Top of Exercise inputs

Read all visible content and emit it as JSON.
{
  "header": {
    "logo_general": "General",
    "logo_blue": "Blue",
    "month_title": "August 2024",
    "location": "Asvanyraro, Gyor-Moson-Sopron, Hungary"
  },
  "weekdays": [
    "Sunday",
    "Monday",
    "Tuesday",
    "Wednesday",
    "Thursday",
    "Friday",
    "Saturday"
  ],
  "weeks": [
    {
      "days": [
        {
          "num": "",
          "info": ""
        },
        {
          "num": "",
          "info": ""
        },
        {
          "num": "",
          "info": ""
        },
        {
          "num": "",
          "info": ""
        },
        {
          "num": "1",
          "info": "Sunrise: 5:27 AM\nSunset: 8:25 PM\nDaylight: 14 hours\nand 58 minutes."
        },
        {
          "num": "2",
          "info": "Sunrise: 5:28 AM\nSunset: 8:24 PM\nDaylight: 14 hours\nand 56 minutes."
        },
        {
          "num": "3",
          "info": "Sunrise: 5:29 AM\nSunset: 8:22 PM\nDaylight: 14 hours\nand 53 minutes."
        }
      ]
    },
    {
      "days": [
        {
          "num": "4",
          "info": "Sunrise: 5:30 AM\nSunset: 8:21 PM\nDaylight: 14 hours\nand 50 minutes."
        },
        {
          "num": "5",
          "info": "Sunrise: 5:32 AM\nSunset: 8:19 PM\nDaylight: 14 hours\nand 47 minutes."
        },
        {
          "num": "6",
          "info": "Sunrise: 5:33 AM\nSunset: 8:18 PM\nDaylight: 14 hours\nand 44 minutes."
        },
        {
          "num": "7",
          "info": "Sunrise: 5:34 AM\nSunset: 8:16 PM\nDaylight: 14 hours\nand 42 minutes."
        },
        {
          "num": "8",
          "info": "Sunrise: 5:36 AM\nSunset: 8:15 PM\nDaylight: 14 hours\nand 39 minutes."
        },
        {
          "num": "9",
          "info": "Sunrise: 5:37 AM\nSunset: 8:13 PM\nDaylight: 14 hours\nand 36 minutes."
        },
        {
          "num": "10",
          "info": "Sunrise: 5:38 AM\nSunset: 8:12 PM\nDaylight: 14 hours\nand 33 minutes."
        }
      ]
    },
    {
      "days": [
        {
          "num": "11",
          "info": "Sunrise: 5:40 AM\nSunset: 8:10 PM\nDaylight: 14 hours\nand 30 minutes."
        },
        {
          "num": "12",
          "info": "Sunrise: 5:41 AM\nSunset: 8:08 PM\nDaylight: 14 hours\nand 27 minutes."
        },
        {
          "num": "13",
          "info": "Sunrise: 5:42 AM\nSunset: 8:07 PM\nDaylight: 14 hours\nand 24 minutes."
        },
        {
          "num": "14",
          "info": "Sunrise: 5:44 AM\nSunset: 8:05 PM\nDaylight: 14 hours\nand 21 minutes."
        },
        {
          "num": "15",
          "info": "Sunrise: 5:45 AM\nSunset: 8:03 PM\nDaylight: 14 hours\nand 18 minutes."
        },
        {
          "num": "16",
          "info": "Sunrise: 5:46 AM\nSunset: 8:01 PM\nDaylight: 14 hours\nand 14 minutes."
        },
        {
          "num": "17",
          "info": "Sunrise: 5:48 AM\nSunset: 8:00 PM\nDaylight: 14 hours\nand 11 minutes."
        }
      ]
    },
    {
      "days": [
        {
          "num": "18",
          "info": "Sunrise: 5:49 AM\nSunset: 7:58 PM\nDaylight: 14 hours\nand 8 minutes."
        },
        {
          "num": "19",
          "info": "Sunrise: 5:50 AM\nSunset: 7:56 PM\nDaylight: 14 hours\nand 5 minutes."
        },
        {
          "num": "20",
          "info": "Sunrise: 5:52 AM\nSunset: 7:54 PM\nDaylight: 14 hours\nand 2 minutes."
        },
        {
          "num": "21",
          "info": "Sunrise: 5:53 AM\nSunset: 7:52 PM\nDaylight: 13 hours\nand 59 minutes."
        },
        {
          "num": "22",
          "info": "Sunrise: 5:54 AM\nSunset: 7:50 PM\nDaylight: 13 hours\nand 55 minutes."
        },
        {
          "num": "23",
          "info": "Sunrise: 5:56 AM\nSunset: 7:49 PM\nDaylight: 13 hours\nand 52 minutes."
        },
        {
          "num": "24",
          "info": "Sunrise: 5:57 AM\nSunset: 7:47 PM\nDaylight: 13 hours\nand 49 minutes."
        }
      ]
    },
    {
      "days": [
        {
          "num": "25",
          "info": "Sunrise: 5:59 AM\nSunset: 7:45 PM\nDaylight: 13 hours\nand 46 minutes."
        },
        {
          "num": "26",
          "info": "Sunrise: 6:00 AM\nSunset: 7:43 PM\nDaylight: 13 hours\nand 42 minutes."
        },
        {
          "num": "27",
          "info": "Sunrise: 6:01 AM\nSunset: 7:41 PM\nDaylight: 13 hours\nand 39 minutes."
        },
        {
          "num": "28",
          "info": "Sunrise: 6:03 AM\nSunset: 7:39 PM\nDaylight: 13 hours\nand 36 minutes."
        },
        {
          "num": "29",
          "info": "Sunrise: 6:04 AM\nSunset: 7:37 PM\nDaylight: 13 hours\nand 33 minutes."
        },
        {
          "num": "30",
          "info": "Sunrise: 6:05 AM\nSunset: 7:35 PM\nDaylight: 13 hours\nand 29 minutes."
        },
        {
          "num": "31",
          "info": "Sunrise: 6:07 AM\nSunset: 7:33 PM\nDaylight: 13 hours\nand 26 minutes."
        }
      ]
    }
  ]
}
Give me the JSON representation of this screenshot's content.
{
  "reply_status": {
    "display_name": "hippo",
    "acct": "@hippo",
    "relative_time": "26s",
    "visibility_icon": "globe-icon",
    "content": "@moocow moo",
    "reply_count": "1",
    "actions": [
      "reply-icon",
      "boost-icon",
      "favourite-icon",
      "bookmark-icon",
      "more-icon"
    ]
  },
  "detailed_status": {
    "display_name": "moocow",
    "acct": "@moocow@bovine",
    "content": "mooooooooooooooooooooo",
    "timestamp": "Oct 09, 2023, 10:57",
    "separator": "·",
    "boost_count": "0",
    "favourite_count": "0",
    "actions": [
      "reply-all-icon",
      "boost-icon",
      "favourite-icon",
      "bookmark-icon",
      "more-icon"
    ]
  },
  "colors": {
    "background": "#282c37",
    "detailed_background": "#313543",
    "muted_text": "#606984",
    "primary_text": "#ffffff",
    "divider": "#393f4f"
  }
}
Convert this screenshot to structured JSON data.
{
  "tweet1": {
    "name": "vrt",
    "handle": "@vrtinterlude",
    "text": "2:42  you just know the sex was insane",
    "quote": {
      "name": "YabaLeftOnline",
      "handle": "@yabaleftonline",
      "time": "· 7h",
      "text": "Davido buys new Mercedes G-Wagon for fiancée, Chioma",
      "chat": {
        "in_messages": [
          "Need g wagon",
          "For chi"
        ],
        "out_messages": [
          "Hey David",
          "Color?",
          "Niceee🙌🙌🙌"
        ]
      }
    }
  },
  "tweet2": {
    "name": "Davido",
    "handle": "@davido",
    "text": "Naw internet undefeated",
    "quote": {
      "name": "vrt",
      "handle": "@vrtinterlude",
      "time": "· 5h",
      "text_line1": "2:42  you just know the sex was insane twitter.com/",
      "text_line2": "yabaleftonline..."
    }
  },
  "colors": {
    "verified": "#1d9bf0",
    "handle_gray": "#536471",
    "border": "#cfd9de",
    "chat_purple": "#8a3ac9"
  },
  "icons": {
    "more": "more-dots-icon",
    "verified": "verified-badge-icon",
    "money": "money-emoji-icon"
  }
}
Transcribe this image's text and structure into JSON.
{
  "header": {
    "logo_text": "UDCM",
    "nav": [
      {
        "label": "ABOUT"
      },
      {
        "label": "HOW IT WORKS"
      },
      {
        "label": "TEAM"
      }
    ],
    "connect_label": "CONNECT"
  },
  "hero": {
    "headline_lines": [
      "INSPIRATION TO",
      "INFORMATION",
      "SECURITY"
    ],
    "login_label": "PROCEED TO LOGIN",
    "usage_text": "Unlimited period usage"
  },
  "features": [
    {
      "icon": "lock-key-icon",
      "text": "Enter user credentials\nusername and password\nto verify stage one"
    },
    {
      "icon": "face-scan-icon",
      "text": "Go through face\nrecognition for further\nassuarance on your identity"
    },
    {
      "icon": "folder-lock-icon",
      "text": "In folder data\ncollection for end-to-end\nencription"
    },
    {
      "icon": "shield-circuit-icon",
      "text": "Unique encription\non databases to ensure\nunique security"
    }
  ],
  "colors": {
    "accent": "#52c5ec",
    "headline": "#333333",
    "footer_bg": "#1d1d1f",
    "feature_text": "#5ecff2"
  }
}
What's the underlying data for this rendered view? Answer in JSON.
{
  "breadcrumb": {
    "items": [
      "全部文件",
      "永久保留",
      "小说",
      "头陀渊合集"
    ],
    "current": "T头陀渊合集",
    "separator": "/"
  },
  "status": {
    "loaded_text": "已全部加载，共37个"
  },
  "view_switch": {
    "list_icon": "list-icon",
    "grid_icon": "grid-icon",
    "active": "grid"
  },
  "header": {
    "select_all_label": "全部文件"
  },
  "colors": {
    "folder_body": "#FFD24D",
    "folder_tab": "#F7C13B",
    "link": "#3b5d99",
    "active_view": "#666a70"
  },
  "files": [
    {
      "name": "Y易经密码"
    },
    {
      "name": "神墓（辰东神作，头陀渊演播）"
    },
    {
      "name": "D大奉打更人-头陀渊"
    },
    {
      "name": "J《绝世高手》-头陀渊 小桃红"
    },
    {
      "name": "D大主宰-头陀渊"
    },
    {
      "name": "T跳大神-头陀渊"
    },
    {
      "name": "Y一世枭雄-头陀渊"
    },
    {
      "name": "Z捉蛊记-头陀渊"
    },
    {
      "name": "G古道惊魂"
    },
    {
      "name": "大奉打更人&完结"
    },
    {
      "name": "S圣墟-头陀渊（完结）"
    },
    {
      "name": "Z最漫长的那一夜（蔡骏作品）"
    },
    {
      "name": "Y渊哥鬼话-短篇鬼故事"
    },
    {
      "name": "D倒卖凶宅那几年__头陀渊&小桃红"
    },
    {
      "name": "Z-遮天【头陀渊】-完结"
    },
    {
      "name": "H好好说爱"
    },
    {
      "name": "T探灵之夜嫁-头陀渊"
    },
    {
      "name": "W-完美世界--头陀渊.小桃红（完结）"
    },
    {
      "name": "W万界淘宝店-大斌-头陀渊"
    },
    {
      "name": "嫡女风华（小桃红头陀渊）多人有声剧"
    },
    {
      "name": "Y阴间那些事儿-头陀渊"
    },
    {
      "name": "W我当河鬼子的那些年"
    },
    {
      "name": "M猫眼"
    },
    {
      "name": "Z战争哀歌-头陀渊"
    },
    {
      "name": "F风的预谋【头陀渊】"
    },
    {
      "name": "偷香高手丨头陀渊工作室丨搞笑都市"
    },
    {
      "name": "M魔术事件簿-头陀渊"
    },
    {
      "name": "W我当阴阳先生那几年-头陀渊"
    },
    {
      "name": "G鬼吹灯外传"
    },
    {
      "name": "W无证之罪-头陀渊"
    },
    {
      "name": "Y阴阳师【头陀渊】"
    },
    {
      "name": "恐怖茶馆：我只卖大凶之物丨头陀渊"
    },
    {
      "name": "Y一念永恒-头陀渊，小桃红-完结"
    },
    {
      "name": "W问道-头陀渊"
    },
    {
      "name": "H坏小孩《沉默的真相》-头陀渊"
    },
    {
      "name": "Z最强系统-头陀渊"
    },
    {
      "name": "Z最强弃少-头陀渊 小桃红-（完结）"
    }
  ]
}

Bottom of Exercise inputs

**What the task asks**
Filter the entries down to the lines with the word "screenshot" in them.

**Exercise response**
Give me the JSON representation of this screenshot's content.
Convert this screenshot to structured JSON data.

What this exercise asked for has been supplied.